Henry Ford’s great-grandson likes trains and planes, not just automobiles

In the 1960s, the Ford Motor Co came up with that catchy slogan to boost sales: “Ford has a better idea.”

So it’s somewhat ironic that Fontinalis Partners, the Detroit-based VC firm that Bill Ford, the great-grandson of Henry Ford, helped launch in 2009, isn’t focused directly on the private auto.

Ford, executive chairman at his namesake car company, and his fellow partners at Fontinalis, are more interested in what’s happening within the broader spectrum of emerging IT for trains and planes, as well as some aspects of the automobile, such as public parking.

Chris Thomas, Fontinalis
Chris Thomas, founder, Fontinalis

As Chris Thomas, founder and partner at the firm, explains, “Core auto IT is not a focus of our fund. It’s much broader.”

“We’re more interested in mobility around the globe, the movement of goods, services and people using technology,” he said.

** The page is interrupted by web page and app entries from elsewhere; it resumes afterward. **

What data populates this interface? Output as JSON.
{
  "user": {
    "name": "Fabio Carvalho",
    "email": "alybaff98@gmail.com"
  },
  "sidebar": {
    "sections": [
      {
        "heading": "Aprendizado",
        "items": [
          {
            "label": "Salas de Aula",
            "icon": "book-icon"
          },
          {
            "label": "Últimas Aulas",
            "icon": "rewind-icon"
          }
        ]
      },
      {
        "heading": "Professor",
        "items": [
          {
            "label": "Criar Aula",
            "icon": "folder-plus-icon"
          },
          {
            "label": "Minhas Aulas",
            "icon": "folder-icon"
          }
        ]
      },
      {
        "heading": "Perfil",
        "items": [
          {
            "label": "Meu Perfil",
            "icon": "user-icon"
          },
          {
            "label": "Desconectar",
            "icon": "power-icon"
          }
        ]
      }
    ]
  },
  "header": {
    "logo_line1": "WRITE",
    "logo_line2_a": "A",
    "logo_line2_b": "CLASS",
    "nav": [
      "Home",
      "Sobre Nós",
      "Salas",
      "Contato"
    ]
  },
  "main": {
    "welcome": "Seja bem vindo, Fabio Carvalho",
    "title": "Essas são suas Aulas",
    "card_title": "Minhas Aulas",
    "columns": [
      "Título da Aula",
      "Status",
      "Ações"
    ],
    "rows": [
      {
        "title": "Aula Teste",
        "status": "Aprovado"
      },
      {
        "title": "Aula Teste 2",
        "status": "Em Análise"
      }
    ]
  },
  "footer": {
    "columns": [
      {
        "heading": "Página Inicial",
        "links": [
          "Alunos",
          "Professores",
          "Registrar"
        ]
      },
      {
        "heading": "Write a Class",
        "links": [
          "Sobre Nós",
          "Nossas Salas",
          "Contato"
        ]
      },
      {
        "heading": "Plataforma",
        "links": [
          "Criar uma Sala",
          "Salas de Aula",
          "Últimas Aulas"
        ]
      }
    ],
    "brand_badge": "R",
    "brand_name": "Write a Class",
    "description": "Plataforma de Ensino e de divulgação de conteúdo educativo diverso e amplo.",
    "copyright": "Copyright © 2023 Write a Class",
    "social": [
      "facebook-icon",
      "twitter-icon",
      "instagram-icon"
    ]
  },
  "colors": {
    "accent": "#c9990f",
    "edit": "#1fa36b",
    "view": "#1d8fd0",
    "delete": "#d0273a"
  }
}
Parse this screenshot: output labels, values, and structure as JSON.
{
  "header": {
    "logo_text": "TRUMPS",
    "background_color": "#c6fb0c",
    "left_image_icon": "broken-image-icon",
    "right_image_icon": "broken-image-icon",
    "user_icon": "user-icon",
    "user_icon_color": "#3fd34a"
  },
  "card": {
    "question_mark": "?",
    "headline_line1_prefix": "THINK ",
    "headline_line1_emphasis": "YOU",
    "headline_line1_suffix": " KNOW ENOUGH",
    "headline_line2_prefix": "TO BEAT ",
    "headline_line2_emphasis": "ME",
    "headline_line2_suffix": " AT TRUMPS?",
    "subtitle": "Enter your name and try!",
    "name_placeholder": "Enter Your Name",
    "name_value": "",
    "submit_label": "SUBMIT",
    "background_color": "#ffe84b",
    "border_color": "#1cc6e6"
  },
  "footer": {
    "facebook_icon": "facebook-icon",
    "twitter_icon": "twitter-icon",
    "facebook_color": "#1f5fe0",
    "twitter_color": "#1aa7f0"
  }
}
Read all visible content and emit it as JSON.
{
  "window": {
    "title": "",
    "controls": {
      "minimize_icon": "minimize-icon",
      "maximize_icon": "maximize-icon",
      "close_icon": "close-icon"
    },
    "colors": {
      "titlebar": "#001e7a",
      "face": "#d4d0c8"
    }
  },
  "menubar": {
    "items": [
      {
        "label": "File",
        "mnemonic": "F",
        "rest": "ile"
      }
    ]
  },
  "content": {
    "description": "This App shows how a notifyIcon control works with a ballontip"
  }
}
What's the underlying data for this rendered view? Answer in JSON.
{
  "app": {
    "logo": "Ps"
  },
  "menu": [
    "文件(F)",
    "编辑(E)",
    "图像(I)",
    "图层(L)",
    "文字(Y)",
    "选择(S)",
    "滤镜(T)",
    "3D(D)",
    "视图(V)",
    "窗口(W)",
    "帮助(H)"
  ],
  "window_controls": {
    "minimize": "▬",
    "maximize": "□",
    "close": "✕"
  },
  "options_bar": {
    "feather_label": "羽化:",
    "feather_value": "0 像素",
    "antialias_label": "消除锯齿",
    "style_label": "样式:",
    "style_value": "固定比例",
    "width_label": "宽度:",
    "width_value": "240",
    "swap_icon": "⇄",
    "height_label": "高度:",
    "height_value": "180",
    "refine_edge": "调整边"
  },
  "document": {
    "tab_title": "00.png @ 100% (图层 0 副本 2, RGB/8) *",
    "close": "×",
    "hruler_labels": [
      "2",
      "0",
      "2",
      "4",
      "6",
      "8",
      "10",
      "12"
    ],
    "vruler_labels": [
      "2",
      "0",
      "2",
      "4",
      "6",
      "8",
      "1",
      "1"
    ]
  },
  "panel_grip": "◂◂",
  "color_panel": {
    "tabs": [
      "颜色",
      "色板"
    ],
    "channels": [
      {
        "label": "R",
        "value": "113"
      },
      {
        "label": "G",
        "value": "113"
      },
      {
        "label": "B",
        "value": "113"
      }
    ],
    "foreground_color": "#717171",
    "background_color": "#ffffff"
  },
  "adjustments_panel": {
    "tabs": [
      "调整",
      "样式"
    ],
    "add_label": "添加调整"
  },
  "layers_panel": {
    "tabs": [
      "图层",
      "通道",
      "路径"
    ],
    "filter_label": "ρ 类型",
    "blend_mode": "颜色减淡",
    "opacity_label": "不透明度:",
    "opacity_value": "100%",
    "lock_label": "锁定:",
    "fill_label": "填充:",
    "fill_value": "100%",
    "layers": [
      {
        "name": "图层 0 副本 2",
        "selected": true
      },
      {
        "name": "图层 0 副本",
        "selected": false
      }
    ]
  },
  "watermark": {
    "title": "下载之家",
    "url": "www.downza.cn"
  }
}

Thomas said the firm has made investments in about two dozen companies over the past seven years, including the May 2015 participation in a $150 million round in ride sharing service Lyft.

Fontinalis, which is raising a $125 million second fund, according to a recent regulatory document, invests at all stages, and in varying amounts, depending on the specifics of the deal. Thomas said the firm likes to lead, but will also co-lead.

Thomas pointed to a couple of investments announced in December 2015 that represents the firm’s broader interests in transportation technologies.

One was the firm’s participation in a $3.5 million angel round in Service, a startup that has developed a smartphone app that allows businesses to better manage contractors and tradesmen in the field, such as electricians and plumbers. The company is located in Detroit, and opening an office in Columbus, Ohio.

The other deal was the firm’s participation in a $12 million private equity round in Masabi, a company with offices in Boston and London and which is developing paperless ticketing and fare collection systems using mobile devices. Customers, 22 at last count, include for transit agencies in Boston and New York, as well as Athens, London and Paris.

“The second major expense in any household is transportation,” said Thomas, who noted that he and his partners “look for systemic approaches to mobility in which you offer the same reliability but at less costs.”

“We’re looking at ways to transform how people move about and how people are utilizing their wallet when they are on the move,” he said.

The firm had a successful exit in September when Kirkland, Wash.-based INRIX acquired Santa Monica, Calif.-based ParkMe for an undisclosed amount.

ParkMe is developing mobile apps to help motorists find, reserve and pay for parking when on the move.

Fontinalis and early-stage San Francisco firm IDG Ventures USA led a $7.4 million Series A in ParkMe in October 2012. —Tom York

Photo illustration of Model T from Shutterstock.